#### DATA FOR ANALYSIS:
━━━━━━━━━━

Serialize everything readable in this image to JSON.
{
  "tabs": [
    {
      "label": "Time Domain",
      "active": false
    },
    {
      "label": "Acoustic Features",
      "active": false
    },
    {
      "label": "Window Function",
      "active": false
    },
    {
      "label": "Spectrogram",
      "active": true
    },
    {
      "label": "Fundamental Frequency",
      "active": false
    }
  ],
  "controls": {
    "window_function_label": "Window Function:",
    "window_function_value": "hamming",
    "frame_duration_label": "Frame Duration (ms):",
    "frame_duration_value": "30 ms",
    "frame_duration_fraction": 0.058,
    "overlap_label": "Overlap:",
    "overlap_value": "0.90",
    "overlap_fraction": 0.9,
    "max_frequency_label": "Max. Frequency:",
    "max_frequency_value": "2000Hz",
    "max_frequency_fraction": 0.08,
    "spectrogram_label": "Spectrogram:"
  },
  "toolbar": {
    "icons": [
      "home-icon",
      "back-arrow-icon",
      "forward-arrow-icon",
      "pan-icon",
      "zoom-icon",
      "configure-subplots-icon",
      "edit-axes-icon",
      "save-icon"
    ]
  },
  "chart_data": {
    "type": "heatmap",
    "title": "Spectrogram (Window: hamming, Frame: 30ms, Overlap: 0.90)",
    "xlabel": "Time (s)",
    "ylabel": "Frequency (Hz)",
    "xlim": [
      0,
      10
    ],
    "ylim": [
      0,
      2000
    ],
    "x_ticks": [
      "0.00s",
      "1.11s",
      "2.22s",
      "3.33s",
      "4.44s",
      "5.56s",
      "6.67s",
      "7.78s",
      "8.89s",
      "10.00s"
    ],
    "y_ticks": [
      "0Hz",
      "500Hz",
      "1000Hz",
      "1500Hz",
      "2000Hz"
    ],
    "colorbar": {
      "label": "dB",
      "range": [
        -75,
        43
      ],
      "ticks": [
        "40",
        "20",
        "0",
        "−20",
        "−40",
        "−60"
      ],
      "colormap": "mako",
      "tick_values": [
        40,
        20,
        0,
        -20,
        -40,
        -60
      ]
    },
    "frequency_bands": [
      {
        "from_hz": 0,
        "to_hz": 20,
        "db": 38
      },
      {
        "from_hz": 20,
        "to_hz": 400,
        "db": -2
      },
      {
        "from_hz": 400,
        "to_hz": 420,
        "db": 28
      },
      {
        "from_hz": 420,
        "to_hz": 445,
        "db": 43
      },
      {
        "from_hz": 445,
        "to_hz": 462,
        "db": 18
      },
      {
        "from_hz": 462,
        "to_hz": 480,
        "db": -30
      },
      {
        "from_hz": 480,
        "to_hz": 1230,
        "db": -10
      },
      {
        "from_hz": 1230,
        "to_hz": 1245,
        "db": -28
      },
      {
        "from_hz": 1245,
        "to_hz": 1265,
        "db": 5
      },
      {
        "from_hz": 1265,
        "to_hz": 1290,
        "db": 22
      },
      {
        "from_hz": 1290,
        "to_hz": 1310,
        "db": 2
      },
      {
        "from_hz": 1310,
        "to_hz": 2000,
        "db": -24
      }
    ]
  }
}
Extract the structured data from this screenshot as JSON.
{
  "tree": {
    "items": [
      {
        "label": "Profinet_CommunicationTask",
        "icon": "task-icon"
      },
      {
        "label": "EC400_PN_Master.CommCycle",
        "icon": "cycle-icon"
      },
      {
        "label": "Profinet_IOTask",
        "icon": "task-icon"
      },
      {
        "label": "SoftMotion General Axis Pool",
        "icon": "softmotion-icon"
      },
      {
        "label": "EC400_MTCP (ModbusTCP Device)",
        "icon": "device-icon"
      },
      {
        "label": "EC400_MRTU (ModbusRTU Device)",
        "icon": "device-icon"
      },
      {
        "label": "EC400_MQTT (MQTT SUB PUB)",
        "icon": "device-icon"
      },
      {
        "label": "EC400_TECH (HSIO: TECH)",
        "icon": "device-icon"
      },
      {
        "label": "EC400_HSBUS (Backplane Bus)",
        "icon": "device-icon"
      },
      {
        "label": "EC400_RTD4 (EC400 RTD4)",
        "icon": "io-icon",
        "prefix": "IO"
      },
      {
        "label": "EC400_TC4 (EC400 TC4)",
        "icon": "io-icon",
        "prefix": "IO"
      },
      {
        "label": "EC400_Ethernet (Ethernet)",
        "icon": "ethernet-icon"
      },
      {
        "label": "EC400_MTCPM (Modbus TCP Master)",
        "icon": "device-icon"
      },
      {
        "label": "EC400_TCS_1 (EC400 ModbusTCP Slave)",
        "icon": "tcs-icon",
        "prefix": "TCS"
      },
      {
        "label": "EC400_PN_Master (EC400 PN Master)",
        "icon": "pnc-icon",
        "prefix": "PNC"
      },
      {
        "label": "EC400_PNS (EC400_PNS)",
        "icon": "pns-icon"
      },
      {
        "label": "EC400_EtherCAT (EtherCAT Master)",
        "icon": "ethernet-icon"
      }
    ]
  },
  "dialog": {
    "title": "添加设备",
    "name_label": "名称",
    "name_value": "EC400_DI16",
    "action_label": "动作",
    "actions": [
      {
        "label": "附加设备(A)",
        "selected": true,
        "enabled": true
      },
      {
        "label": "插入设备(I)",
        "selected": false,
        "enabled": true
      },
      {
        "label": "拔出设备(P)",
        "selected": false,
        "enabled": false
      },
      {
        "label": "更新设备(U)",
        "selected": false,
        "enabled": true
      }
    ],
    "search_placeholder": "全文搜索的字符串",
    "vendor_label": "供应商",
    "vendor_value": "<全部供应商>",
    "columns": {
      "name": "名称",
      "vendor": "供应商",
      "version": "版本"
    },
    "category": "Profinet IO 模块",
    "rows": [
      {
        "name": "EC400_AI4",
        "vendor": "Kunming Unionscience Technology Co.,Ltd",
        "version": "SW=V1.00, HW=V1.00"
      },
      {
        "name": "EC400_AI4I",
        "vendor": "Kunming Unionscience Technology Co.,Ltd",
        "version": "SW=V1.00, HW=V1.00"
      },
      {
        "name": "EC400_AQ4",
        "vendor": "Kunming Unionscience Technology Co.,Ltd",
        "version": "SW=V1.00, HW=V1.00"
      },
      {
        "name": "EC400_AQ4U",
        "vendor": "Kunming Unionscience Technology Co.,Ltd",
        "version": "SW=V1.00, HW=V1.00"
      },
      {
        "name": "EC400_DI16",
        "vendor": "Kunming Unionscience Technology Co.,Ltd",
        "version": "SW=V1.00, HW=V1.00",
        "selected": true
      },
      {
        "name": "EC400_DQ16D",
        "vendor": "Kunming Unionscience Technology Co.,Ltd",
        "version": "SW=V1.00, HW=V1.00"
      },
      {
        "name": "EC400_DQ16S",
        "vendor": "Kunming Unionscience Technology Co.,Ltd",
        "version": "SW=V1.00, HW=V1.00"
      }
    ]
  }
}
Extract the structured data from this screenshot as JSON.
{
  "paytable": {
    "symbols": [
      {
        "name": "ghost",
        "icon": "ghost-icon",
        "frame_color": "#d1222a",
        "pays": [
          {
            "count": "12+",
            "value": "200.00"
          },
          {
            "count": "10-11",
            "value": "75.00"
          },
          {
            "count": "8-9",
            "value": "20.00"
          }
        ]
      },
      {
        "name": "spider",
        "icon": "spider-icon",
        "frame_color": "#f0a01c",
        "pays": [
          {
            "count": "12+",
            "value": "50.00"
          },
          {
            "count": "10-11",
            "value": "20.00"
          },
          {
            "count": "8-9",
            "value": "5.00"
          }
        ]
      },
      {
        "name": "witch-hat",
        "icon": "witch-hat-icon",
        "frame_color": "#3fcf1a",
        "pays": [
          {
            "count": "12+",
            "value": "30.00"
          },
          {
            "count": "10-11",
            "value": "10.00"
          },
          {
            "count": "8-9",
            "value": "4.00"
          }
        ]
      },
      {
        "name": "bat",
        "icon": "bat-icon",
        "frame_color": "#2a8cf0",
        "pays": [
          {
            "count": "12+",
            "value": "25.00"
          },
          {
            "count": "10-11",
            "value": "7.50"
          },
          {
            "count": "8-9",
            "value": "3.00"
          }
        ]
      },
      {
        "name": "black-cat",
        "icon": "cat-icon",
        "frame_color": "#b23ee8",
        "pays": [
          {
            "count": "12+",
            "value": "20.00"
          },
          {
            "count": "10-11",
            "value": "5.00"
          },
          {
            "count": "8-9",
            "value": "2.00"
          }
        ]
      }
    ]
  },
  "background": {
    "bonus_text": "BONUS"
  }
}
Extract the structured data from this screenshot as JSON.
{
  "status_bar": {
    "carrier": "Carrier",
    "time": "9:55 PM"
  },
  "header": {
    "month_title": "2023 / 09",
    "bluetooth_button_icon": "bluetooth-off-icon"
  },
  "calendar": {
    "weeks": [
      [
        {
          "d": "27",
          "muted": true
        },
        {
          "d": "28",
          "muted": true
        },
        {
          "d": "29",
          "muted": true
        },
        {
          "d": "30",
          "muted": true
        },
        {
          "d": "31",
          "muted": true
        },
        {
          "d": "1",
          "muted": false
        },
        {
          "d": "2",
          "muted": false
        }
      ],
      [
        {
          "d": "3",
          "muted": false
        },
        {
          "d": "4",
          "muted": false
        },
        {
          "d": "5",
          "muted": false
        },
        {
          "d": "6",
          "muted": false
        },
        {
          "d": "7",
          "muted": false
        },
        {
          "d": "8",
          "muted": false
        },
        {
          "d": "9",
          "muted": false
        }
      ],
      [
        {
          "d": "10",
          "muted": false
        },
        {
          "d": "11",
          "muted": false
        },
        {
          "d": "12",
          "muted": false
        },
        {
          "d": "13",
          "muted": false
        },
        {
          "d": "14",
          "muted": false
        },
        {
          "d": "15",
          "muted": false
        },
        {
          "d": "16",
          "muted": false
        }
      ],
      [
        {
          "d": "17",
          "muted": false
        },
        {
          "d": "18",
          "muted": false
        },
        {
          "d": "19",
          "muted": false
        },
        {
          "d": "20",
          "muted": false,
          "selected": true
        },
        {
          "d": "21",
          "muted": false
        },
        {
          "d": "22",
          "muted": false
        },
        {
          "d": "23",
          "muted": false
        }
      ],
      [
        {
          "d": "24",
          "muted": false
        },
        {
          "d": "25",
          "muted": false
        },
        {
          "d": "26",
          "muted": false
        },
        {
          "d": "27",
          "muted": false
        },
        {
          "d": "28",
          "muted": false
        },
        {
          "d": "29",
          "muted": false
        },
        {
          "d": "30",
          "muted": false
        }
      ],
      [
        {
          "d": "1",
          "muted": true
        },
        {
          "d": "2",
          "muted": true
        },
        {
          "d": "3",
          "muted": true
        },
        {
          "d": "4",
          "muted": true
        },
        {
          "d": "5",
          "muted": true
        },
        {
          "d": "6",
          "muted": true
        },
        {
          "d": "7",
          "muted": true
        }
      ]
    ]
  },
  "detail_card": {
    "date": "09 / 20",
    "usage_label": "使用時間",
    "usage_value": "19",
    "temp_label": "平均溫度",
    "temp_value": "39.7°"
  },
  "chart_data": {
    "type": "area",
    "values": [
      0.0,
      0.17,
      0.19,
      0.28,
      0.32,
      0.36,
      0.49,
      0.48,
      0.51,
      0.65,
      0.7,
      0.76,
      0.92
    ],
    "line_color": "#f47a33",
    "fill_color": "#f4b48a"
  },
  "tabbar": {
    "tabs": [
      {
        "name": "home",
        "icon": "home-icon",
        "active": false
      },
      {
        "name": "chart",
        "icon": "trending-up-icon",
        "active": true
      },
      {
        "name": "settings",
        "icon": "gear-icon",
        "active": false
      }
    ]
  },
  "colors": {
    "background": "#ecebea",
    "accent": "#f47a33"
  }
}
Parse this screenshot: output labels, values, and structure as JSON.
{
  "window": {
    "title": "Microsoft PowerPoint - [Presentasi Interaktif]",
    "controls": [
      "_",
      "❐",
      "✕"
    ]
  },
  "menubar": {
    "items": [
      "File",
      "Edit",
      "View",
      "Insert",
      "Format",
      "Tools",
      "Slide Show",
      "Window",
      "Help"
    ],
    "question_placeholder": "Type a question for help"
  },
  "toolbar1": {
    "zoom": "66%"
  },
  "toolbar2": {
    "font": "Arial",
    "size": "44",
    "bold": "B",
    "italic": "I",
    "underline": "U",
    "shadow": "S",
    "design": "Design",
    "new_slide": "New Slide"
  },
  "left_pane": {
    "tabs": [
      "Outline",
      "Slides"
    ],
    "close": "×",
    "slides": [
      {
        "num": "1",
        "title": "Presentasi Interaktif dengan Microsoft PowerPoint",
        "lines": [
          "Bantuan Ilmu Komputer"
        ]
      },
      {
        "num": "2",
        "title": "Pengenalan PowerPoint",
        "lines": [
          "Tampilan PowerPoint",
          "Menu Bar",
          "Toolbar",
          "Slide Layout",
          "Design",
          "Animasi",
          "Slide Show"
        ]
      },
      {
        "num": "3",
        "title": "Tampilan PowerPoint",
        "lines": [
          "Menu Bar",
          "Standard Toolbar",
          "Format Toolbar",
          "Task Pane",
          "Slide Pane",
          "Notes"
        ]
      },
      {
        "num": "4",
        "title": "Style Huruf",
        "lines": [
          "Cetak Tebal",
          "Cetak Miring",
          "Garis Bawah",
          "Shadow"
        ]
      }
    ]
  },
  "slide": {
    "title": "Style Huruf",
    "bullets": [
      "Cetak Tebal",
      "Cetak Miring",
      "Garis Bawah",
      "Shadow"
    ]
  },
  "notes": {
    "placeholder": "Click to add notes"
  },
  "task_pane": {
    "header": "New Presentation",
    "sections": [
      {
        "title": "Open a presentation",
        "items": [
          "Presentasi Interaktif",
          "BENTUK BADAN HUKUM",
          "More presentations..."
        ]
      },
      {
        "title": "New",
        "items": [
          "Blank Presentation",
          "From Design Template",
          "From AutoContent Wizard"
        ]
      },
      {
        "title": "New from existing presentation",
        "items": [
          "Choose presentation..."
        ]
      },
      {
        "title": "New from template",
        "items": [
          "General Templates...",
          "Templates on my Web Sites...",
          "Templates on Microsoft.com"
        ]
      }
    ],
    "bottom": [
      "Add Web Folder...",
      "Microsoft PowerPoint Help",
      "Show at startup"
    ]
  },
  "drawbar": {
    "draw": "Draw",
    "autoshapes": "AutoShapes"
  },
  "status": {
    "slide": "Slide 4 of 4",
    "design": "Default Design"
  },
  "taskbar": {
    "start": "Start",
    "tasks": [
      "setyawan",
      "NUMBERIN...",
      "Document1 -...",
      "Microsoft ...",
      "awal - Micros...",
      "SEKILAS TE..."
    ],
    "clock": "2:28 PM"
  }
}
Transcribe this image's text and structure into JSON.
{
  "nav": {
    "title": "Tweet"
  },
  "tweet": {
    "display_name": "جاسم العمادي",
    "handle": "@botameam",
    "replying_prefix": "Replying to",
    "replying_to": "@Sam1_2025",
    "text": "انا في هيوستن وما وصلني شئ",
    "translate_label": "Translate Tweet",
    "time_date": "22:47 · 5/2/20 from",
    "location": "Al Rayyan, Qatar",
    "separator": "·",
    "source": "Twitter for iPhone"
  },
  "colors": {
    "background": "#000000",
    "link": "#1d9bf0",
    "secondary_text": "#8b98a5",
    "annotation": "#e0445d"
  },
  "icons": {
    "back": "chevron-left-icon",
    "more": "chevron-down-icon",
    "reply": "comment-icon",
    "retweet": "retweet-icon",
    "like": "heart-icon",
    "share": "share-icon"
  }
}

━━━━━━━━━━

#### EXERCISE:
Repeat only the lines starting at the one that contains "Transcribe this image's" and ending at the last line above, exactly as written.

#### ANSWER TO THE PROBLEM:
Transcribe this image's text and structure into JSON.
{
  "nav": {
    "title": "Tweet"
  },
  "tweet": {
    "display_name": "جاسم العمادي",
    "handle": "@botameam",
    "replying_prefix": "Replying to",
    "replying_to": "@Sam1_2025",
    "text": "انا في هيوستن وما وصلني شئ",
    "translate_label": "Translate Tweet",
    "time_date": "22:47 · 5/2/20 from",
    "location": "Al Rayyan, Qatar",
    "separator": "·",
    "source": "Twitter for iPhone"
  },
  "colors": {
    "background": "#000000",
    "link": "#1d9bf0",
    "secondary_text": "#8b98a5",
    "annotation": "#e0445d"
  },
  "icons": {
    "back": "chevron-left-icon",
    "more": "chevron-down-icon",
    "reply": "comment-icon",
    "retweet": "retweet-icon",
    "like": "heart-icon",
    "share": "share-icon"
  }
}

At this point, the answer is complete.